_Data supplied:_
=====

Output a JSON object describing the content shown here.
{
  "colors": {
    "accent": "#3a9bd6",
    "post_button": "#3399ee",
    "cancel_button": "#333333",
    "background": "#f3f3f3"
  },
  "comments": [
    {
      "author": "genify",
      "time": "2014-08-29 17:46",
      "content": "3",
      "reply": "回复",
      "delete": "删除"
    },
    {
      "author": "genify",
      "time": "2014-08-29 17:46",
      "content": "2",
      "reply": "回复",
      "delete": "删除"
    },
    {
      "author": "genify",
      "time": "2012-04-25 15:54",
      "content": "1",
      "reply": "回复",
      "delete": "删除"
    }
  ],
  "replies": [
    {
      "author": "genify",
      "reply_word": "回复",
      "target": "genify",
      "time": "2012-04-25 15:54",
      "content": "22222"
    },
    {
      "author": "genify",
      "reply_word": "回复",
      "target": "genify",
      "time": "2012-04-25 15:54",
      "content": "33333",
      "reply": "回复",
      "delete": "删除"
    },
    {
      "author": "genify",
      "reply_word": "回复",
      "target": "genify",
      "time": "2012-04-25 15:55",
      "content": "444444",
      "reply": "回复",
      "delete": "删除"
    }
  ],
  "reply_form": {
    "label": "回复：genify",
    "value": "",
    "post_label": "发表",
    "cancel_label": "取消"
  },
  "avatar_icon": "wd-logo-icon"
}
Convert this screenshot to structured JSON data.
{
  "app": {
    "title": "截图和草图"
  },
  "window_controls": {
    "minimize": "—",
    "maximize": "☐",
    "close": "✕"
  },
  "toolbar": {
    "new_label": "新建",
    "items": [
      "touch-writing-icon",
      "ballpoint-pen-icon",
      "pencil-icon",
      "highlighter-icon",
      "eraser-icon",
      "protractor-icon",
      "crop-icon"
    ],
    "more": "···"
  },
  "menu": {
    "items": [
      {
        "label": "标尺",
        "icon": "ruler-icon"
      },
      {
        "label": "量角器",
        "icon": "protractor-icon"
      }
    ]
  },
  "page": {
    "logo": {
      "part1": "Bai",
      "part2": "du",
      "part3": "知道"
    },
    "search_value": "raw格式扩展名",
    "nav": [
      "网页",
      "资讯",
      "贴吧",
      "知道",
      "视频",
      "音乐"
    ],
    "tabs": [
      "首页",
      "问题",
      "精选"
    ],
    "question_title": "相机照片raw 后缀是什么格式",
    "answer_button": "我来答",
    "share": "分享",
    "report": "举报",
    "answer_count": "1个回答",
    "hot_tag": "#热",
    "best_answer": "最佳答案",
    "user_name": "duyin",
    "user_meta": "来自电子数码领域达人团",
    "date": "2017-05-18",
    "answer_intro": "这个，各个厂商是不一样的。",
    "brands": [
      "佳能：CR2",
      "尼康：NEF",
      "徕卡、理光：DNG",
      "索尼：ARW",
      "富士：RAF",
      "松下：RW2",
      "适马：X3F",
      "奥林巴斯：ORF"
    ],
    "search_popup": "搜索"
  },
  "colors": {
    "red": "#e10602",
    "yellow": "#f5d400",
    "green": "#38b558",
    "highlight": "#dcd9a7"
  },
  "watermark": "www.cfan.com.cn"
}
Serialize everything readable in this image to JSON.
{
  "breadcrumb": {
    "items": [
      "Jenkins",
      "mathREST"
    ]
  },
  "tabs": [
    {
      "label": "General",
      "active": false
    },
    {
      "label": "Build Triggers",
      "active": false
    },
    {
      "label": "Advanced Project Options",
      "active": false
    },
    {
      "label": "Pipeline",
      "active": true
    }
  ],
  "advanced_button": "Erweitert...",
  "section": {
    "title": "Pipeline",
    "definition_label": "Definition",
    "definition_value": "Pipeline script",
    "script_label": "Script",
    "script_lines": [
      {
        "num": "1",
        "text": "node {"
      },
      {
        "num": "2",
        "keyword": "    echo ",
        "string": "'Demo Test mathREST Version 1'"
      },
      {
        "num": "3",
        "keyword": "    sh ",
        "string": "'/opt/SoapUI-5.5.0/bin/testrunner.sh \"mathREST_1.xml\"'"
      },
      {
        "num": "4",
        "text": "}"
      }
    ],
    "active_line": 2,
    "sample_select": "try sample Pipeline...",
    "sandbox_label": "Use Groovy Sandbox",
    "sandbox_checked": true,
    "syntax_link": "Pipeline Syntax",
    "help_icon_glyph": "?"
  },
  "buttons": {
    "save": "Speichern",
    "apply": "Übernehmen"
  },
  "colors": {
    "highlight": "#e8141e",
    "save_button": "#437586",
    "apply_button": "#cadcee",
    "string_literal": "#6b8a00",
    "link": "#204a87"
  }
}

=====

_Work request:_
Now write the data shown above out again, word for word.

_Exercise answer:_
Output a JSON object describing the content shown here.
{
  "colors": {
    "accent": "#3a9bd6",
    "post_button": "#3399ee",
    "cancel_button": "#333333",
    "background": "#f3f3f3"
  },
  "comments": [
    {
      "author": "genify",
      "time": "2014-08-29 17:46",
      "content": "3",
      "reply": "回复",
      "delete": "删除"
    },
    {
      "author": "genify",
      "time": "2014-08-29 17:46",
      "content": "2",
      "reply": "回复",
      "delete": "删除"
    },
    {
      "author": "genify",
      "time": "2012-04-25 15:54",
      "content": "1",
      "reply": "回复",
      "delete": "删除"
    }
  ],
  "replies": [
    {
      "author": "genify",
      "reply_word": "回复",
      "target": "genify",
      "time": "2012-04-25 15:54",
      "content": "22222"
    },
    {
      "author": "genify",
      "reply_word": "回复",
      "target": "genify",
      "time": "2012-04-25 15:54",
      "content": "33333",
      "reply": "回复",
      "delete": "删除"
    },
    {
      "author": "genify",
      "reply_word": "回复",
      "target": "genify",
      "time": "2012-04-25 15:55",
      "content": "444444",
      "reply": "回复",
      "delete": "删除"
    }
  ],
  "reply_form": {
    "label": "回复：genify",
    "value": "",
    "post_label": "发表",
    "cancel_label": "取消"
  },
  "avatar_icon": "wd-logo-icon"
}
Convert this screenshot to structured JSON data.
{
  "app": {
    "title": "截图和草图"
  },
  "window_controls": {
    "minimize": "—",
    "maximize": "☐",
    "close": "✕"
  },
  "toolbar": {
    "new_label": "新建",
    "items": [
      "touch-writing-icon",
      "ballpoint-pen-icon",
      "pencil-icon",
      "highlighter-icon",
      "eraser-icon",
      "protractor-icon",
      "crop-icon"
    ],
    "more": "···"
  },
  "menu": {
    "items": [
      {
        "label": "标尺",
        "icon": "ruler-icon"
      },
      {
        "label": "量角器",
        "icon": "protractor-icon"
      }
    ]
  },
  "page": {
    "logo": {
      "part1": "Bai",
      "part2": "du",
      "part3": "知道"
    },
    "search_value": "raw格式扩展名",
    "nav": [
      "网页",
      "资讯",
      "贴吧",
      "知道",
      "视频",
      "音乐"
    ],
    "tabs": [
      "首页",
      "问题",
      "精选"
    ],
    "question_title": "相机照片raw 后缀是什么格式",
    "answer_button": "我来答",
    "share": "分享",
    "report": "举报",
    "answer_count": "1个回答",
    "hot_tag": "#热",
    "best_answer": "最佳答案",
    "user_name": "duyin",
    "user_meta": "来自电子数码领域达人团",
    "date": "2017-05-18",
    "answer_intro": "这个，各个厂商是不一样的。",
    "brands": [
      "佳能：CR2",
      "尼康：NEF",
      "徕卡、理光：DNG",
      "索尼：ARW",
      "富士：RAF",
      "松下：RW2",
      "适马：X3F",
      "奥林巴斯：ORF"
    ],
    "search_popup": "搜索"
  },
  "colors": {
    "red": "#e10602",
    "yellow": "#f5d400",
    "green": "#38b558",
    "highlight": "#dcd9a7"
  },
  "watermark": "www.cfan.com.cn"
}
Serialize everything readable in this image to JSON.
{
  "breadcrumb": {
    "items": [
      "Jenkins",
      "mathREST"
    ]
  },
  "tabs": [
    {
      "label": "General",
      "active": false
    },
    {
      "label": "Build Triggers",
      "active": false
    },
    {
      "label": "Advanced Project Options",
      "active": false
    },
    {
      "label": "Pipeline",
      "active": true
    }
  ],
  "advanced_button": "Erweitert...",
  "section": {
    "title": "Pipeline",
    "definition_label": "Definition",
    "definition_value": "Pipeline script",
    "script_label": "Script",
    "script_lines": [
      {
        "num": "1",
        "text": "node {"
      },
      {
        "num": "2",
        "keyword": "    echo ",
        "string": "'Demo Test mathREST Version 1'"
      },
      {
        "num": "3",
        "keyword": "    sh ",
        "string": "'/opt/SoapUI-5.5.0/bin/testrunner.sh \"mathREST_1.xml\"'"
      },
      {
        "num": "4",
        "text": "}"
      }
    ],
    "active_line": 2,
    "sample_select": "try sample Pipeline...",
    "sandbox_label": "Use Groovy Sandbox",
    "sandbox_checked": true,
    "syntax_link": "Pipeline Syntax",
    "help_icon_glyph": "?"
  },
  "buttons": {
    "save": "Speichern",
    "apply": "Übernehmen"
  },
  "colors": {
    "highlight": "#e8141e",
    "save_button": "#437586",
    "apply_button": "#cadcee",
    "string_literal": "#6b8a00",
    "link": "#204a87"
  }
}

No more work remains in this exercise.